The specific steps are as follows, just replace the yellow part with the blue part.
Every time you use it, just call two macros directly inside the class.

Need to pay attention to a point of knowledge:
The "" after #define is a line continuation character, which means that the next line is immediately following the current line.
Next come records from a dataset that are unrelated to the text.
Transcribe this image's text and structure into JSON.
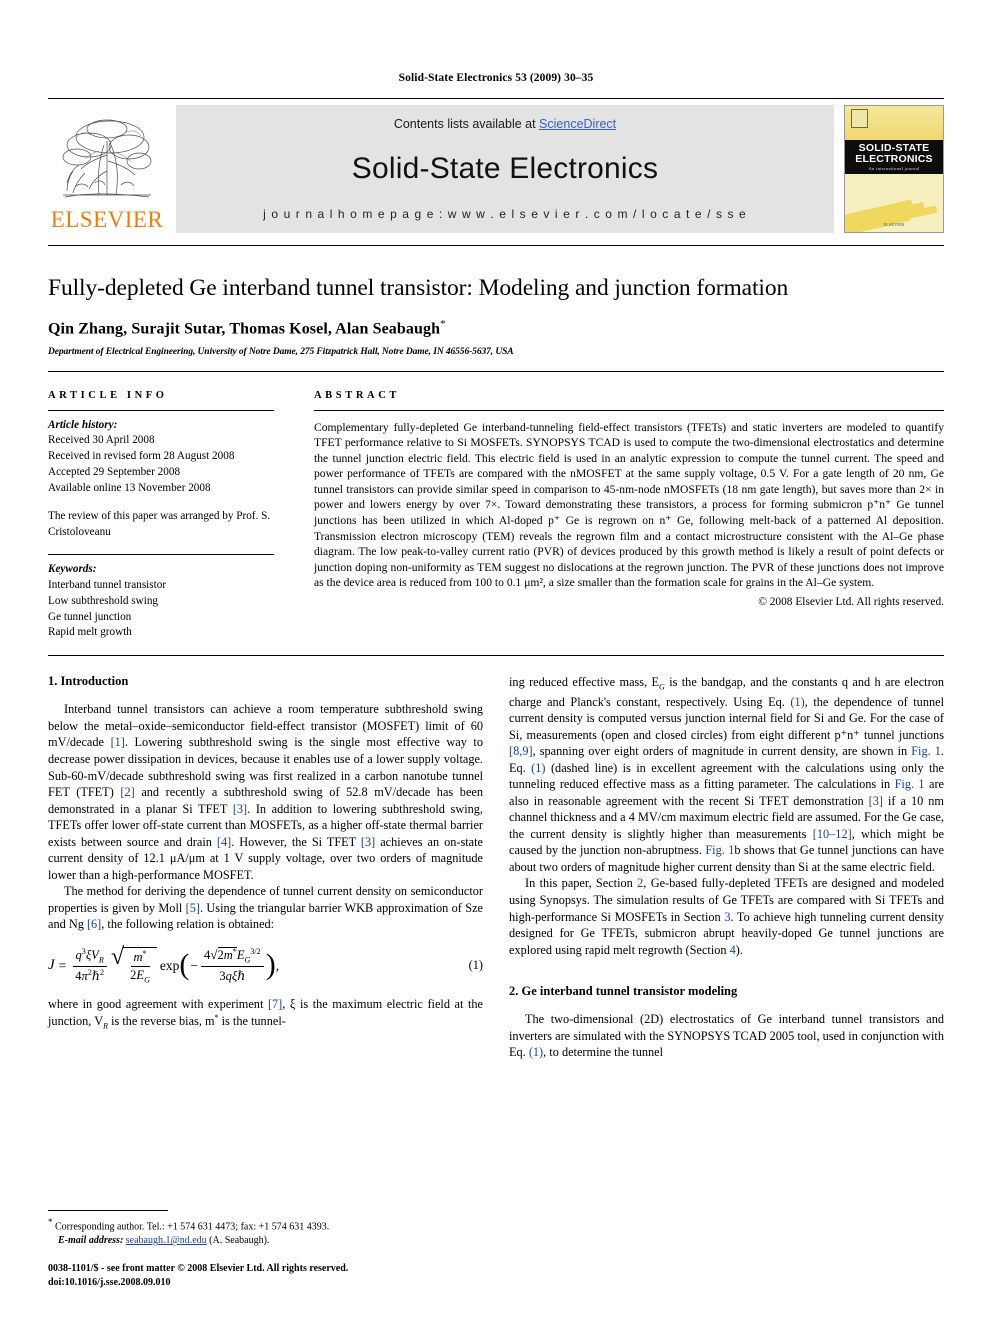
{
  "running_head": "Solid-State Electronics 53 (2009) 30–35",
  "masthead": {
    "publisher": "ELSEVIER",
    "contents_prefix": "Contents lists available at ",
    "contents_link": "ScienceDirect",
    "journal_title": "Solid-State Electronics",
    "homepage": "j o u r n a l   h o m e p a g e :   w w w . e l s e v i e r . c o m / l o c a t e / s s e",
    "cover": {
      "line1": "SOLID-STATE",
      "line2": "ELECTRONICS",
      "tagline": "An international journal",
      "footer": "ELSEVIER"
    }
  },
  "article": {
    "title": "Fully-depleted Ge interband tunnel transistor: Modeling and junction formation",
    "authors": "Qin Zhang, Surajit Sutar, Thomas Kosel, Alan Seabaugh",
    "corresponding_marker": "*",
    "affiliation": "Department of Electrical Engineering, University of Notre Dame, 275 Fitzpatrick Hall, Notre Dame, IN 46556-5637, USA"
  },
  "article_info": {
    "heading": "ARTICLE INFO",
    "history_label": "Article history:",
    "history": [
      "Received 30 April 2008",
      "Received in revised form 28 August 2008",
      "Accepted 29 September 2008",
      "Available online 13 November 2008"
    ],
    "review_note": "The review of this paper was arranged by Prof. S. Cristoloveanu",
    "keywords_label": "Keywords:",
    "keywords": [
      "Interband tunnel transistor",
      "Low subthreshold swing",
      "Ge tunnel junction",
      "Rapid melt growth"
    ]
  },
  "abstract": {
    "heading": "ABSTRACT",
    "text": "Complementary fully-depleted Ge interband-tunneling field-effect transistors (TFETs) and static inverters are modeled to quantify TFET performance relative to Si MOSFETs. SYNOPSYS TCAD is used to compute the two-dimensional electrostatics and determine the tunnel junction electric field. This electric field is used in an analytic expression to compute the tunnel current. The speed and power performance of TFETs are compared with the nMOSFET at the same supply voltage, 0.5 V. For a gate length of 20 nm, Ge tunnel transistors can provide similar speed in comparison to 45-nm-node nMOSFETs (18 nm gate length), but saves more than 2× in power and lowers energy by over 7×. Toward demonstrating these transistors, a process for forming submicron p⁺n⁺ Ge tunnel junctions has been utilized in which Al-doped p⁺ Ge is regrown on n⁺ Ge, following melt-back of a patterned Al deposition. Transmission electron microscopy (TEM) reveals the regrown film and a contact microstructure consistent with the Al–Ge phase diagram. The low peak-to-valley current ratio (PVR) of devices produced by this growth method is likely a result of point defects or junction doping non-uniformity as TEM suggest no dislocations at the regrown junction. The PVR of these junctions does not improve as the device area is reduced from 100 to 0.1 μm², a size smaller than the formation scale for grains in the Al–Ge system.",
    "copyright": "© 2008 Elsevier Ltd. All rights reserved."
  },
  "sections": {
    "intro_heading": "1. Introduction",
    "intro_p1_a": "Interband tunnel transistors can achieve a room temperature subthreshold swing below the metal–oxide–semiconductor field-effect transistor (MOSFET) limit of 60 mV/decade ",
    "intro_p1_ref1": "[1]",
    "intro_p1_b": ". Lowering subthreshold swing is the single most effective way to decrease power dissipation in devices, because it enables use of a lower supply voltage. Sub-60-mV/decade subthreshold swing was first realized in a carbon nanotube tunnel FET (TFET) ",
    "intro_p1_ref2": "[2]",
    "intro_p1_c": " and recently a subthreshold swing of 52.8 mV/decade has been demonstrated in a planar Si TFET ",
    "intro_p1_ref3": "[3]",
    "intro_p1_d": ". In addition to lowering subthreshold swing, TFETs offer lower off-state current than MOSFETs, as a higher off-state thermal barrier exists between source and drain ",
    "intro_p1_ref4": "[4]",
    "intro_p1_e": ". However, the Si TFET ",
    "intro_p1_ref5": "[3]",
    "intro_p1_f": " achieves an on-state current density of 12.1 μA/μm at 1 V supply voltage, over two orders of magnitude lower than a high-performance MOSFET.",
    "intro_p2_a": "The method for deriving the dependence of tunnel current density on semiconductor properties is given by Moll ",
    "intro_p2_ref1": "[5]",
    "intro_p2_b": ". Using the triangular barrier WKB approximation of Sze and Ng ",
    "intro_p2_ref2": "[6]",
    "intro_p2_c": ", the following relation is obtained:",
    "equation_number": "(1)",
    "after_eq_a": "where in good agreement with experiment ",
    "after_eq_ref": "[7]",
    "after_eq_b": ", ξ is the maximum electric field at the junction, V",
    "after_eq_c": " is the reverse bias, m",
    "after_eq_d": " is the tunnel-",
    "right_p1_a": "ing reduced effective mass, E",
    "right_p1_b": " is the bandgap, and the constants q and h are electron charge and Planck's constant, respectively. Using Eq. ",
    "right_p1_eq1": "(1)",
    "right_p1_c": ", the dependence of tunnel current density is computed versus junction internal field for Si and Ge. For the case of Si, measurements (open and closed circles) from eight different p⁺n⁺ tunnel junctions ",
    "right_p1_ref1": "[8,9]",
    "right_p1_d": ", spanning over eight orders of magnitude in current density, are shown in ",
    "right_p1_fig1": "Fig. 1",
    "right_p1_e": ". Eq. ",
    "right_p1_eq2": "(1)",
    "right_p1_f": " (dashed line) is in excellent agreement with the calculations using only the tunneling reduced effective mass as a fitting parameter. The calculations in ",
    "right_p1_fig2": "Fig. 1",
    "right_p1_g": " are also in reasonable agreement with the recent Si TFET demonstration ",
    "right_p1_ref2": "[3]",
    "right_p1_h": " if a 10 nm channel thickness and a 4 MV/cm maximum electric field are assumed. For the Ge case, the current density is slightly higher than measurements ",
    "right_p1_ref3": "[10–12]",
    "right_p1_i": ", which might be caused by the junction non-abruptness. ",
    "right_p1_fig3": "Fig. 1",
    "right_p1_j": "b shows that Ge tunnel junctions can have about two orders of magnitude higher current density than Si at the same electric field.",
    "right_p2_a": "In this paper, Section ",
    "right_p2_sec2": "2",
    "right_p2_b": ", Ge-based fully-depleted TFETs are designed and modeled using Synopsys. The simulation results of Ge TFETs are compared with Si TFETs and high-performance Si MOSFETs in Section ",
    "right_p2_sec3": "3",
    "right_p2_c": ". To achieve high tunneling current density designed for Ge TFETs, submicron abrupt heavily-doped Ge tunnel junctions are explored using rapid melt regrowth (Section ",
    "right_p2_sec4": "4",
    "right_p2_d": ").",
    "sec2_heading": "2. Ge interband tunnel transistor modeling",
    "sec2_p1_a": "The two-dimensional (2D) electrostatics of Ge interband tunnel transistors and inverters are simulated with the SYNOPSYS TCAD 2005 tool, used in conjunction with Eq. ",
    "sec2_p1_eq": "(1)",
    "sec2_p1_b": ", to determine the tunnel"
  },
  "footnote": {
    "star": "*",
    "line1": " Corresponding author. Tel.: +1 574 631 4473; fax: +1 574 631 4393.",
    "email_label": "E-mail address:",
    "email": "seabaugh.1@nd.edu",
    "email_suffix": " (A. Seabaugh).",
    "imprint_line1": "0038-1101/$ - see front matter © 2008 Elsevier Ltd. All rights reserved.",
    "imprint_line2": "doi:10.1016/j.sse.2008.09.010"
  },
  "colors": {
    "link": "#3b5fbe",
    "reference": "#1d3f94",
    "elsevier_orange": "#ef7c10",
    "band_gray": "#e3e3e3"
  }
}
It is generally used to divide a very long code statement into several zhuan segments (the statement itself must be a line ).
It should be noted that there can be no characters after/, except for line feed and carriage return, and spaces are not allowed:

# define DECLARE_POOL_ALLOC()/ public:/ void* operator new(size_t size) {return myAlloc.allocate(size);}/ void operator delete(void* p) {myAlloc.deallocate(p, 0);}/ protected:/ static allocator myAlloc; //IMPLEMENT_POOL_ALLOC - used in class implementation file # define IMPLEMENT_POOL_ALLOC(class_name)/ allocator class_name::myAlloc; //in class definition file class Foo { DECLARE_POOL_ALLOC () public : long L; string str; public : Foo ( long l): L (l) {} }; //in class implementation file IMPLEMENT_POOL_ALLOC (Foo) //in class definition file class Goo { DECLARE_POOL_ALLOC () public : complex< double > c; string str; public : Goo ( const complex< double >& x): c (x) {} }; Implementation File in class// IMPLEMENT_POOL_ALLOC (Goo) Copy the code